_EXERCISE AIM:_ An exact copy of all the data below is needed.

_EXERCISE INPUT:_
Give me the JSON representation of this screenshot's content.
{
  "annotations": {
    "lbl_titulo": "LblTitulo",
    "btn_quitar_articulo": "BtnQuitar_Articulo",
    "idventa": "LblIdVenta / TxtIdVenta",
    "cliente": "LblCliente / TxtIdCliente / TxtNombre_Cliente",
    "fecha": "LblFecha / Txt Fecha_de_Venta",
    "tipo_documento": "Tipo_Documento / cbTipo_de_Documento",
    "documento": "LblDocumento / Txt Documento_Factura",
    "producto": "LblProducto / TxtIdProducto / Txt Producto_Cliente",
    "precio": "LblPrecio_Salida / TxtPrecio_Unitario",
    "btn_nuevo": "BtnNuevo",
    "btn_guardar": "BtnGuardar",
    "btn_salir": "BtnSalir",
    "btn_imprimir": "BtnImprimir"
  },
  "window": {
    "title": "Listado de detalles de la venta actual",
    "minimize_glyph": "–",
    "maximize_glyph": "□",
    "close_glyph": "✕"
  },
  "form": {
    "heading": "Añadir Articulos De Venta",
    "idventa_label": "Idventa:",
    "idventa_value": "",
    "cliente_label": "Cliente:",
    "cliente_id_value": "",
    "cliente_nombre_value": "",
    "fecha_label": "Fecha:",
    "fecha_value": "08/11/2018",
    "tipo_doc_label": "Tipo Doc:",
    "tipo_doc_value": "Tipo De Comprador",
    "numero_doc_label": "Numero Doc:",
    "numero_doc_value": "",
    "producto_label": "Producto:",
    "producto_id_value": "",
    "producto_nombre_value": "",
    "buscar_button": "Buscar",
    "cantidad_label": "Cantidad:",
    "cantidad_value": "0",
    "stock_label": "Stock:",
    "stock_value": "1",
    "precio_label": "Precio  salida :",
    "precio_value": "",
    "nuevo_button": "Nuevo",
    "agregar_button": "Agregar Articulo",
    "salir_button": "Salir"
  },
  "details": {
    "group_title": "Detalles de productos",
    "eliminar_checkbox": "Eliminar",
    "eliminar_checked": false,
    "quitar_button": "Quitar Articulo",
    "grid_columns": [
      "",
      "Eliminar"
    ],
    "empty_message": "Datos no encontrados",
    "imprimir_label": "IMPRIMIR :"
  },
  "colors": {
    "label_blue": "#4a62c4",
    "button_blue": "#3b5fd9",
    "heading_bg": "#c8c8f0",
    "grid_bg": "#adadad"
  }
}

_SOLUTION:_
Give me the JSON representation of this screenshot's content.
{
  "annotations": {
    "lbl_titulo": "LblTitulo",
    "btn_quitar_articulo": "BtnQuitar_Articulo",
    "idventa": "LblIdVenta / TxtIdVenta",
    "cliente": "LblCliente / TxtIdCliente / TxtNombre_Cliente",
    "fecha": "LblFecha / Txt Fecha_de_Venta",
    "tipo_documento": "Tipo_Documento / cbTipo_de_Documento",
    "documento": "LblDocumento / Txt Documento_Factura",
    "producto": "LblProducto / TxtIdProducto / Txt Producto_Cliente",
    "precio": "LblPrecio_Salida / TxtPrecio_Unitario",
    "btn_nuevo": "BtnNuevo",
    "btn_guardar": "BtnGuardar",
    "btn_salir": "BtnSalir",
    "btn_imprimir": "BtnImprimir"
  },
  "window": {
    "title": "Listado de detalles de la venta actual",
    "minimize_glyph": "–",
    "maximize_glyph": "□",
    "close_glyph": "✕"
  },
  "form": {
    "heading": "Añadir Articulos De Venta",
    "idventa_label": "Idventa:",
    "idventa_value": "",
    "cliente_label": "Cliente:",
    "cliente_id_value": "",
    "cliente_nombre_value": "",
    "fecha_label": "Fecha:",
    "fecha_value": "08/11/2018",
    "tipo_doc_label": "Tipo Doc:",
    "tipo_doc_value": "Tipo De Comprador",
    "numero_doc_label": "Numero Doc:",
    "numero_doc_value": "",
    "producto_label": "Producto:",
    "producto_id_value": "",
    "producto_nombre_value": "",
    "buscar_button": "Buscar",
    "cantidad_label": "Cantidad:",
    "cantidad_value": "0",
    "stock_label": "Stock:",
    "stock_value": "1",
    "precio_label": "Precio  salida :",
    "precio_value": "",
    "nuevo_button": "Nuevo",
    "agregar_button": "Agregar Articulo",
    "salir_button": "Salir"
  },
  "details": {
    "group_title": "Detalles de productos",
    "eliminar_checkbox": "Eliminar",
    "eliminar_checked": false,
    "quitar_button": "Quitar Articulo",
    "grid_columns": [
      "",
      "Eliminar"
    ],
    "empty_message": "Datos no encontrados",
    "imprimir_label": "IMPRIMIR :"
  },
  "colors": {
    "label_blue": "#4a62c4",
    "button_blue": "#3b5fd9",
    "heading_bg": "#c8c8f0",
    "grid_bg": "#adadad"
  }
}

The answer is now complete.